The cash-strapped money squeeze. It can hit at any time, but it can really bite when you start a family.
Picture it: you’re a young hot couple, you’ve just bought a house with a mortgage but soon, you’re about to go from 2.1-something incomes down to just 1, or 1.5, once that baby arrives – oh and don’t forget the cost of childcare.
This is the Squeeze.
You can still remember what it felt like when you were DINKs (double income, no kids). Back then you didn’t have to think that much about managing your money. Mobile phone plans, rent or mortgage – you didn’t love any of them but there was always enough income coming in to pay the bills (or at least pay off the credit card a few weeks after).
Now money feels that extra bit tighter…and in a few years you can see school fees coming. You wonder if there’s a light at the end of the tunnel.
So what are some of the best ways to get through The Squeeze?
There are a lot of expenses during The Squeeze that in a long-term plan, should be considered only temporary.
When the kids are 10 & 12 I don’t think there’s any argument that you should be meeting all of their living expenses.

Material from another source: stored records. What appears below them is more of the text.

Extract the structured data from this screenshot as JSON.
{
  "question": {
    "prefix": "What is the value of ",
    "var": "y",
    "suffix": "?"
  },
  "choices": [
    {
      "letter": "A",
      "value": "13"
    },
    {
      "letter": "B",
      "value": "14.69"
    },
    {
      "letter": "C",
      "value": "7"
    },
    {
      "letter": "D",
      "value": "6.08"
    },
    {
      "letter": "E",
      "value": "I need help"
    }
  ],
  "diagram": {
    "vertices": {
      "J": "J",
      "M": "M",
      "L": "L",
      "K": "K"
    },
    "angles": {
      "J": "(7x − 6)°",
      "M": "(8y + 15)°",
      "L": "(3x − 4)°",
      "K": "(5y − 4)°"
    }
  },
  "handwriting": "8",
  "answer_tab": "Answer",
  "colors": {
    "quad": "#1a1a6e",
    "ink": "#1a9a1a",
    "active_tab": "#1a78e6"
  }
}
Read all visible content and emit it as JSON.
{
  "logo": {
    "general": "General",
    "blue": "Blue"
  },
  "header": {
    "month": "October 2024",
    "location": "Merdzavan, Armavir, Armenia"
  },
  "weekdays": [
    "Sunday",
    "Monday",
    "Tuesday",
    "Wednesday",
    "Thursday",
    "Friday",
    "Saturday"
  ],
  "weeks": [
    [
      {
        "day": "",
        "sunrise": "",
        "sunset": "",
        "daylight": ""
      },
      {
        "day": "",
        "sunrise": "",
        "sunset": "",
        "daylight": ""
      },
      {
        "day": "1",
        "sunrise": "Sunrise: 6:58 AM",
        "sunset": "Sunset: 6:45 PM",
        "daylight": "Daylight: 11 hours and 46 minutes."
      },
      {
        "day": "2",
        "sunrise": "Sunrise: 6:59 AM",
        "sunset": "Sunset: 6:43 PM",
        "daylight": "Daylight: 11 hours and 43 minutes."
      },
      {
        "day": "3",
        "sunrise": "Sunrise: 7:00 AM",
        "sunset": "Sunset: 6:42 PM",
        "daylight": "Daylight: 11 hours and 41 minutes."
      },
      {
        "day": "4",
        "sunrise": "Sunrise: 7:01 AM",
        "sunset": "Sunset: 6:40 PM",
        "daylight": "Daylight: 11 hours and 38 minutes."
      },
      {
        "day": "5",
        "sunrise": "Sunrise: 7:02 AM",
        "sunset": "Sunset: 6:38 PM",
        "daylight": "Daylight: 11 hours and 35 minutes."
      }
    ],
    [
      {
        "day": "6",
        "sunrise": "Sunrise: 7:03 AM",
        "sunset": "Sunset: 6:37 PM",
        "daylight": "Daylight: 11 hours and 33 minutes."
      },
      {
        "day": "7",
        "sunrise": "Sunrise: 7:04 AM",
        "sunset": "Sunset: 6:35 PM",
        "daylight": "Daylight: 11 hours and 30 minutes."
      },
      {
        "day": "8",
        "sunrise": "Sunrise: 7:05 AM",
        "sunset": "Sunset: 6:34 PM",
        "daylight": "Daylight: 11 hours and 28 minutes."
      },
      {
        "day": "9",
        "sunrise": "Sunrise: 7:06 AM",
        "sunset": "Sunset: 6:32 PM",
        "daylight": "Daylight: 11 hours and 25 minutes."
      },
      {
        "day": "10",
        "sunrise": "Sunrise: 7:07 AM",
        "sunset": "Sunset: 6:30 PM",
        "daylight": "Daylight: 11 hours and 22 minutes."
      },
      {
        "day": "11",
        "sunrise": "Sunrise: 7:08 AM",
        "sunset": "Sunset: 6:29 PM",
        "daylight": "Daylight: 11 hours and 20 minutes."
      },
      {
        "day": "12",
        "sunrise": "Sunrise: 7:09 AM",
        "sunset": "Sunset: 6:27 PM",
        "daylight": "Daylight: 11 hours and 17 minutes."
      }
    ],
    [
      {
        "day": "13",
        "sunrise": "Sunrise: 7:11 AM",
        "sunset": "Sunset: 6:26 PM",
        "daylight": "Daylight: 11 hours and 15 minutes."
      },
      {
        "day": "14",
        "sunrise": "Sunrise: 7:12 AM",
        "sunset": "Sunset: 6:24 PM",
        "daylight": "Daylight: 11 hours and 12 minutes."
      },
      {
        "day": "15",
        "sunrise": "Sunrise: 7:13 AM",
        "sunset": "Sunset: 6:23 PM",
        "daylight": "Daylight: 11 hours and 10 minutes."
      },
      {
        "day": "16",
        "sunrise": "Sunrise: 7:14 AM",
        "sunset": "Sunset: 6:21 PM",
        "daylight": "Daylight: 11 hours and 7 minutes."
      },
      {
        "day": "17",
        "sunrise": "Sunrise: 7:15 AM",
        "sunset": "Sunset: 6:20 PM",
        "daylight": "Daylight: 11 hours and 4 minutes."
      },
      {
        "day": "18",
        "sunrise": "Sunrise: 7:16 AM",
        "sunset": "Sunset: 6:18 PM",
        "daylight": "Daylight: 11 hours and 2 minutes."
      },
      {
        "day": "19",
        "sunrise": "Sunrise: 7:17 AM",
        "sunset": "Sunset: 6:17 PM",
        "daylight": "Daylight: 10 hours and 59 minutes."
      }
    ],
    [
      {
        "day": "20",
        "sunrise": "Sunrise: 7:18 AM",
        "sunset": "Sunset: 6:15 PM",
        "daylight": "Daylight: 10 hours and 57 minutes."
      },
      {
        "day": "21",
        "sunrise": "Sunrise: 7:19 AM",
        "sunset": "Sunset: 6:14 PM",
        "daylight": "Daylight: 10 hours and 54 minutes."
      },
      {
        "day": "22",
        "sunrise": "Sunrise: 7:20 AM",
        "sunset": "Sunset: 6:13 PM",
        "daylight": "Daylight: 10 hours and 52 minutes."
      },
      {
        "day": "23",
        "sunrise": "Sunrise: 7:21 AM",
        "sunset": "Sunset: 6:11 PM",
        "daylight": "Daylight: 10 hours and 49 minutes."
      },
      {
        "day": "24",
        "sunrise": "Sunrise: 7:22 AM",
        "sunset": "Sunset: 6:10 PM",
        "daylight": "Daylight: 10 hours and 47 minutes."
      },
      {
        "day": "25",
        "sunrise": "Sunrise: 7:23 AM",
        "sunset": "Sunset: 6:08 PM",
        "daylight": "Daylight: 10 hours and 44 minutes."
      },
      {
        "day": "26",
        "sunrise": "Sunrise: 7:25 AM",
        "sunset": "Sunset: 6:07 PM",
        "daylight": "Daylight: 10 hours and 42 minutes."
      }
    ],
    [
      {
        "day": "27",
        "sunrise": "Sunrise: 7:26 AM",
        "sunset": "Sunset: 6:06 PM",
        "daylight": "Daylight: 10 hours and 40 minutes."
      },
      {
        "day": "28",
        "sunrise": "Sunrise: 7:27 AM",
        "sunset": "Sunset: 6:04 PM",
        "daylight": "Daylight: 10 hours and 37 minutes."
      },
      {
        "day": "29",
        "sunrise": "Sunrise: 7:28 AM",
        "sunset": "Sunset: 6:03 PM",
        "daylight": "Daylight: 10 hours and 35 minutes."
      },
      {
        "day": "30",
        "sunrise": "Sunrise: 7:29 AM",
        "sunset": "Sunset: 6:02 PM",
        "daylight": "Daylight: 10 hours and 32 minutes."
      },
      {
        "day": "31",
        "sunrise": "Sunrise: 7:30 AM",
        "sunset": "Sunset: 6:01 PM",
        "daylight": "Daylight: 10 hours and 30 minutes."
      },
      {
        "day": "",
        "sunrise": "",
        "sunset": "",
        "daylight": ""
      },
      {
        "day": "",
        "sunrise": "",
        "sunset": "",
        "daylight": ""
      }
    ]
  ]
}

But fast forward a decade to when they’re 20 & 22, and again to 30 & 32, and the question becomes a bit more vexed.
The Squeeze is supposed to be a temporary phenomenon but if you keep supporting everybody else’s lifestyle at the expense of your saving, you’ll never get out.
“Don’t miss opportunities to trim your expenses where sensible either.”
Check in with a mortgage broker or online to see if your home loan interest rate is still competitive – it’s likely to be one of the biggest items in your personal budget.
Check whether you’re actually using the mobile, phone & internet subscriptions you have, or if you could drop down to a plan with a lower level of inclusions but lower cost.
When you start to get the promotions at work that you’ve worked hard for – reward yourself but also reward your future self. Look for little opportunities to do things like increase the mortgage payment or make extra super contributions with your payrise.
It’s natural when your family is growing that so will the size of the house you need, but you still need to consider affordability. A 45 year old taking on a 30 year mortgage needs a serious commitment to one or a combination of the following strategies:
- Working until age 75 (ouch)
- Selling the property and downsizing to something that costs less, when the kids have moved out before retirement
- Making repayments on the mortgage above the minimum, either on a regular basis or through future lump sums such as an inheritance
It’s also good to have some perspective through The Squeeze.
- You’ve got at least compulsory employer contributions of 9.5 pr cent going into your super. It might not seem like real income to you now, but it’s building the assets that you’ll live off when you stop work.
- While it’s a small portion in the early days, principal & interest mortgage payments are making a dent in the principal of your home loan. Keep at it and you’ll in time be paying more principal and less interest with each payment.
- You’re building and maintaining your human capital just by being at work. That’s the skills, experience and networks that you’ll be drawing on to increase your income in the future.
During The Squeeze, it’s hard to look past tomorrow and into the future. What you’re experiencing today – it’s what many of successful retirees were doing 20 and 30 years ago and they felt just the same way at the time. Now they’re in a position where they own their homes and have money in super to pay for retirement. It takes time but it really does work.